The association between BMI, vigorous physical activity and television viewing and the risk of symptoms of asthma, rhinoconjunctivitis and eczema in children and adolescents: ISAAC Phase Three
Article first published online: 24 DEC 2012
© 2012 Blackwell Publishing Ltd
Clinical & Experimental Allergy
Volume 43, Issue 1, pages 73–84, January 2013
How to Cite
ISAAC Phase Three Study Group, Clinical & Experimental Allergy, 2013 (43) 73–84., , , , , , and the
- Issue published online: 24 DEC 2012
- Article first published online: 24 DEC 2012
- Accepted manuscript online: 24 SEP 2012 09:35PM EST
- Manuscript Accepted: 28 AUG 2012
- Manuscript Revised: 29 JUL 2012
- Manuscript Received: 17 JAN 2012
- The New Zealand Lotteries Grant Board
- Auckland Medical Research Foundation
- Health Research Council of New Zealand
- Asthma and Respiratory Foundation of New Zealand
- Child Health Research Foundation
- Hawke's Bay Medical Research Foundation
- Waikato Medical Research Foundation
- Glaxo Wellcome New Zealand
- Astra Zeneca New Zealand
- body mass index;
- physical activity;
- television viewing

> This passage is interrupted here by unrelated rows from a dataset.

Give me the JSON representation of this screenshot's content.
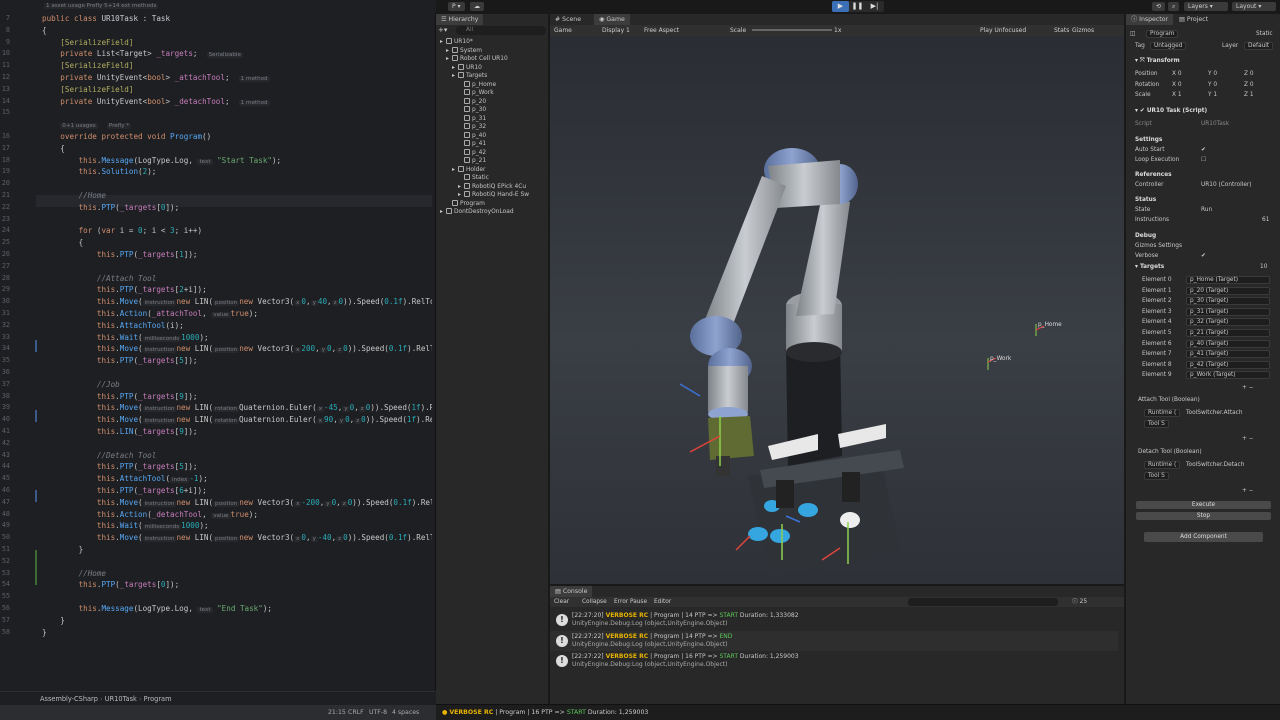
{
  "editor": {
    "top_hint": "1 asset usage   Prefly   5+14 ext methods",
    "breadcrumb": [
      "Assembly-CSharp",
      "UR10Task",
      "Program"
    ],
    "status": {
      "position": "21:15",
      "line_ending": "CRLF",
      "encoding": "UTF-8",
      "indent": "4 spaces"
    },
    "lines": [
      {
        "n": "7",
        "html": "<span class='kw'>public class</span> <span class='cls'>UR10Task</span> : <span class='cls'>Task</span>"
      },
      {
        "n": "8",
        "html": "{"
      },
      {
        "n": "9",
        "html": "    <span class='an'>[SerializeField]</span>"
      },
      {
        "n": "10",
        "html": "    <span class='kw'>private</span> List&lt;Target&gt; <span class='fld'>_targets</span>;  <span class='hint'>Serializable</span>"
      },
      {
        "n": "11",
        "html": "    <span class='an'>[SerializeField]</span>"
      },
      {
        "n": "12",
        "html": "    <span class='kw'>private</span> UnityEvent&lt;<span class='kw'>bool</span>&gt; <span class='fld'>_attachTool</span>;  <span class='hint'>1 method</span>"
      },
      {
        "n": "13",
        "html": "    <span class='an'>[SerializeField]</span>"
      },
      {
        "n": "14",
        "html": "    <span class='kw'>private</span> UnityEvent&lt;<span class='kw'>bool</span>&gt; <span class='fld'>_detachTool</span>;  <span class='hint'>1 method</span>"
      },
      {
        "n": "15",
        "html": ""
      },
      {
        "n": "",
        "html": "    <span class='hint'>0+1 usages</span>  <span class='hint'>Prefly *</span>"
      },
      {
        "n": "16",
        "html": "    <span class='kw'>override protected void</span> <span class='fn'>Program</span>()"
      },
      {
        "n": "17",
        "html": "    {"
      },
      {
        "n": "18",
        "html": "        <span class='kw'>this</span>.<span class='fn'>Message</span>(LogType.Log, <span class='hint'>text</span> <span class='str'>\"Start Task\"</span>);"
      },
      {
        "n": "19",
        "html": "        <span class='kw'>this</span>.<span class='fn'>Solution</span>(<span class='num'>2</span>);"
      },
      {
        "n": "20",
        "html": ""
      },
      {
        "n": "21",
        "html": "        <span class='cm'>//Home</span>"
      },
      {
        "n": "22",
        "html": "        <span class='kw'>this</span>.<span class='fn'>PTP</span>(<span class='fld'>_targets</span>[<span class='num'>0</span>]);"
      },
      {
        "n": "23",
        "html": ""
      },
      {
        "n": "24",
        "html": "        <span class='kw'>for</span> (<span class='kw'>var</span> i = <span class='num'>0</span>; i &lt; <span class='num'>3</span>; i++)"
      },
      {
        "n": "25",
        "html": "        {"
      },
      {
        "n": "26",
        "html": "            <span class='kw'>this</span>.<span class='fn'>PTP</span>(<span class='fld'>_targets</span>[<span class='num'>1</span>]);"
      },
      {
        "n": "27",
        "html": ""
      },
      {
        "n": "28",
        "html": "            <span class='cm'>//Attach Tool</span>"
      },
      {
        "n": "29",
        "html": "            <span class='kw'>this</span>.<span class='fn'>PTP</span>(<span class='fld'>_targets</span>[<span class='num'>2</span>+i]);"
      },
      {
        "n": "30",
        "html": "            <span class='kw'>this</span>.<span class='fn'>Move</span>(<span class='hint'>instruction</span><span class='kw'>new</span> LIN(<span class='hint'>position</span><span class='kw'>new</span> Vector3(<span class='hint'>x</span><span class='num'>0</span>,<span class='hint'>y</span><span class='num'>40</span>,<span class='hint'>z</span><span class='num'>0</span>)).Speed(<span class='num'>0.1f</span>).RelTool("
      },
      {
        "n": "31",
        "html": "            <span class='kw'>this</span>.<span class='fn'>Action</span>(<span class='fld'>_attachTool</span>, <span class='hint'>value</span><span class='kw'>true</span>);"
      },
      {
        "n": "32",
        "html": "            <span class='kw'>this</span>.<span class='fn'>AttachTool</span>(i);"
      },
      {
        "n": "33",
        "html": "            <span class='kw'>this</span>.<span class='fn'>Wait</span>(<span class='hint'>milliseconds</span><span class='num'>1000</span>);"
      },
      {
        "n": "34",
        "html": "            <span class='kw'>this</span>.<span class='fn'>Move</span>(<span class='hint'>instruction</span><span class='kw'>new</span> LIN(<span class='hint'>position</span><span class='kw'>new</span> Vector3(<span class='hint'>x</span><span class='num'>200</span>,<span class='hint'>y</span><span class='num'>0</span>,<span class='hint'>z</span><span class='num'>0</span>)).Speed(<span class='num'>0.1f</span>).RelTool("
      },
      {
        "n": "35",
        "html": "            <span class='kw'>this</span>.<span class='fn'>PTP</span>(<span class='fld'>_targets</span>[<span class='num'>5</span>]);"
      },
      {
        "n": "36",
        "html": ""
      },
      {
        "n": "37",
        "html": "            <span class='cm'>//Job</span>"
      },
      {
        "n": "38",
        "html": "            <span class='kw'>this</span>.<span class='fn'>PTP</span>(<span class='fld'>_targets</span>[<span class='num'>9</span>]);"
      },
      {
        "n": "39",
        "html": "            <span class='kw'>this</span>.<span class='fn'>Move</span>(<span class='hint'>instruction</span><span class='kw'>new</span> LIN(<span class='hint'>rotation</span>Quaternion.Euler(<span class='hint'>x</span><span class='num'>-45</span>,<span class='hint'>y</span><span class='num'>0</span>,<span class='hint'>z</span><span class='num'>0</span>)).Speed(<span class='num'>1f</span>).RelTo"
      },
      {
        "n": "40",
        "html": "            <span class='kw'>this</span>.<span class='fn'>Move</span>(<span class='hint'>instruction</span><span class='kw'>new</span> LIN(<span class='hint'>rotation</span>Quaternion.Euler(<span class='hint'>x</span><span class='num'>90</span>,<span class='hint'>y</span><span class='num'>0</span>,<span class='hint'>z</span><span class='num'>0</span>)).Speed(<span class='num'>1f</span>).RelTo"
      },
      {
        "n": "41",
        "html": "            <span class='kw'>this</span>.<span class='fn'>LIN</span>(<span class='fld'>_targets</span>[<span class='num'>9</span>]);"
      },
      {
        "n": "42",
        "html": ""
      },
      {
        "n": "43",
        "html": "            <span class='cm'>//Detach Tool</span>"
      },
      {
        "n": "44",
        "html": "            <span class='kw'>this</span>.<span class='fn'>PTP</span>(<span class='fld'>_targets</span>[<span class='num'>5</span>]);"
      },
      {
        "n": "45",
        "html": "            <span class='kw'>this</span>.<span class='fn'>AttachTool</span>(<span class='hint'>index</span><span class='num'>-1</span>);"
      },
      {
        "n": "46",
        "html": "            <span class='kw'>this</span>.<span class='fn'>PTP</span>(<span class='fld'>_targets</span>[<span class='num'>6</span>+i]);"
      },
      {
        "n": "47",
        "html": "            <span class='kw'>this</span>.<span class='fn'>Move</span>(<span class='hint'>instruction</span><span class='kw'>new</span> LIN(<span class='hint'>position</span><span class='kw'>new</span> Vector3(<span class='hint'>x</span><span class='num'>-200</span>,<span class='hint'>y</span><span class='num'>0</span>,<span class='hint'>z</span><span class='num'>0</span>)).Speed(<span class='num'>0.1f</span>).RelTool"
      },
      {
        "n": "48",
        "html": "            <span class='kw'>this</span>.<span class='fn'>Action</span>(<span class='fld'>_detachTool</span>, <span class='hint'>value</span><span class='kw'>true</span>);"
      },
      {
        "n": "49",
        "html": "            <span class='kw'>this</span>.<span class='fn'>Wait</span>(<span class='hint'>milliseconds</span><span class='num'>1000</span>);"
      },
      {
        "n": "50",
        "html": "            <span class='kw'>this</span>.<span class='fn'>Move</span>(<span class='hint'>instruction</span><span class='kw'>new</span> LIN(<span class='hint'>position</span><span class='kw'>new</span> Vector3(<span class='hint'>x</span><span class='num'>0</span>,<span class='hint'>y</span><span class='num'>-40</span>,<span class='hint'>z</span><span class='num'>0</span>)).Speed(<span class='num'>0.1f</span>).RelTool("
      },
      {
        "n": "51",
        "html": "        }"
      },
      {
        "n": "52",
        "html": ""
      },
      {
        "n": "53",
        "html": "        <span class='cm'>//Home</span>"
      },
      {
        "n": "54",
        "html": "        <span class='kw'>this</span>.<span class='fn'>PTP</span>(<span class='fld'>_targets</span>[<span class='num'>0</span>]);"
      },
      {
        "n": "55",
        "html": ""
      },
      {
        "n": "56",
        "html": "        <span class='kw'>this</span>.<span class='fn'>Message</span>(LogType.Log, <span class='hint'>text</span> <span class='str'>\"End Task\"</span>);"
      },
      {
        "n": "57",
        "html": "    }"
      },
      {
        "n": "58",
        "html": "}"
      }
    ]
  },
  "unity": {
    "toolbar": {
      "account": "P",
      "layers": "Layers",
      "layout": "Layout"
    },
    "hierarchy": {
      "tab": "Hierarchy",
      "search_placeholder": "All",
      "items": [
        {
          "label": "UR10*"
        },
        {
          "label": "System"
        },
        {
          "label": "Robot Cell UR10"
        },
        {
          "label": "UR10"
        },
        {
          "label": "Targets"
        },
        {
          "label": "p_Home"
        },
        {
          "label": "p_Work"
        },
        {
          "label": "p_20"
        },
        {
          "label": "p_30"
        },
        {
          "label": "p_31"
        },
        {
          "label": "p_32"
        },
        {
          "label": "p_40"
        },
        {
          "label": "p_41"
        },
        {
          "label": "p_42"
        },
        {
          "label": "p_21"
        },
        {
          "label": "Holder"
        },
        {
          "label": "Static"
        },
        {
          "label": "RobotiQ EPick 4Cu"
        },
        {
          "label": "RobotiQ Hand-E Sw"
        },
        {
          "label": "Program"
        },
        {
          "label": "DontDestroyOnLoad"
        }
      ]
    },
    "game": {
      "tabs": [
        "Scene",
        "Game"
      ],
      "display": "Game",
      "display_num": "Display 1",
      "aspect": "Free Aspect",
      "scale_label": "Scale",
      "scale_value": "1x",
      "play_mode": "Play Unfocused",
      "stats": "Stats",
      "gizmos": "Gizmos",
      "labels": {
        "home": "p_Home",
        "work": "p_Work"
      }
    },
    "console": {
      "tab": "Console",
      "buttons": [
        "Clear",
        "Collapse",
        "Error Pause",
        "Editor"
      ],
      "count": "25",
      "rows": [
        {
          "time": "[22:27:20]",
          "tag": "VERBOSE RC",
          "msg": "| Program | 14 PTP => ",
          "state": "START",
          "dur": "Duration: 1,333082",
          "stack": "UnityEngine.Debug:Log (object,UnityEngine.Object)"
        },
        {
          "time": "[22:27:22]",
          "tag": "VERBOSE RC",
          "msg": "| Program | 14 PTP => ",
          "state": "END",
          "dur": "",
          "stack": "UnityEngine.Debug:Log (object,UnityEngine.Object)"
        },
        {
          "time": "[22:27:22]",
          "tag": "VERBOSE RC",
          "msg": "| Program | 16 PTP => ",
          "state": "START",
          "dur": "Duration: 1,259003",
          "stack": "UnityEngine.Debug:Log (object,UnityEngine.Object)"
        }
      ]
    },
    "status_bar": {
      "tag": "VERBOSE RC",
      "msg": "| Program | 16 PTP => ",
      "state": "START",
      "dur": "Duration: 1,259003"
    },
    "inspector": {
      "tabs": [
        "Inspector",
        "Project"
      ],
      "object_name": "Program",
      "static_label": "Static",
      "tag_label": "Tag",
      "tag_value": "Untagged",
      "layer_label": "Layer",
      "layer_value": "Default",
      "transform": {
        "title": "Transform",
        "rows": [
          [
            "Position",
            "0",
            "0",
            "0"
          ],
          [
            "Rotation",
            "0",
            "0",
            "0"
          ],
          [
            "Scale",
            "1",
            "1",
            "1"
          ]
        ]
      },
      "script_component": "UR10 Task (Script)",
      "script_label": "Script",
      "script_value": "UR10Task",
      "settings": "Settings",
      "auto_start": "Auto Start",
      "loop_exec": "Loop Execution",
      "references": "References",
      "controller_label": "Controller",
      "controller_value": "UR10 (Controller)",
      "status": "Status",
      "state_label": "State",
      "state_value": "Run",
      "instructions_label": "Instructions",
      "instructions_value": "61",
      "debug": "Debug",
      "gizmos_settings": "Gizmos Settings",
      "verbose": "Verbose",
      "targets_label": "Targets",
      "targets_count": "10",
      "elements": [
        [
          "Element 0",
          "p_Home (Target)"
        ],
        [
          "Element 1",
          "p_20 (Target)"
        ],
        [
          "Element 2",
          "p_30 (Target)"
        ],
        [
          "Element 3",
          "p_31 (Target)"
        ],
        [
          "Element 4",
          "p_32 (Target)"
        ],
        [
          "Element 5",
          "p_21 (Target)"
        ],
        [
          "Element 6",
          "p_40 (Target)"
        ],
        [
          "Element 7",
          "p_41 (Target)"
        ],
        [
          "Element 8",
          "p_42 (Target)"
        ],
        [
          "Element 9",
          "p_Work (Target)"
        ]
      ],
      "attach_tool": {
        "title": "Attach Tool (Boolean)",
        "runtime": "Runtime (",
        "func": "ToolSwitcher.Attach",
        "obj": "Tool S"
      },
      "detach_tool": {
        "title": "Detach Tool (Boolean)",
        "runtime": "Runtime (",
        "func": "ToolSwitcher.Detach",
        "obj": "Tool S"
      },
      "execute": "Execute",
      "stop": "Stop",
      "add_component": "Add Component"
    }
  }
}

Several studies have observed an association between obesity and asthma, but whether or not there is an association with rhinoconjunctivitis or eczema is unclear.
To examine the relationship between body mass index categories (underweight, overweight and obesity), vigorous physical activity and television viewing and the risk of symptoms of asthma, rhinoconjunctivitis and eczema.
As part of International Study of Asthma and Allergies in Childhood (ISAAC) Phase Three, parents or guardians of children aged 6–7 years completed written questionnaires about symptoms of asthma, rhinoconjunctivitis and eczema, and several potential risk factors, such as vigorous physical activity and television viewing, and other information such as the child's height and weight. Adolescents aged 13–14 years self-completed the questionnaires on these symptoms and potential risk factors and reported their own height and weight. For 28% of children and 24% of adolescents, the height and weight was objectively measured.
A total of 76 164 children aged 6–7 years (from 29 centres and 17 countries) and 201 370 adolescents aged 13–14 years (from 73 centres and 35 countries) provided data meeting the inclusion criteria. There were associations between overweight and obesity, but not underweight, and symptoms of asthma and eczema but not rhinoconjunctivitis. Vigorous physical activity was positively associated with symptoms of asthma, rhinoconjunctivitis and eczema in adolescents, but not children. Viewing television for five or more hours/day was associated with an increased risk of symptoms of asthma, rhinoconjunctivitis and eczema in adolescents and symptoms of asthma in children.
Conclusions and Clinical Relevance
This study has confirmed the association between overweight and obesity and symptoms of asthma. It has extended these observations to include significant associations with symptoms of eczema, but not rhinoconjunctivitis. There are complex relationships between obesity, vigorous physical activity and sedentary behaviour and the symptoms of asthma, rhinoconjunctivitis and eczema in children.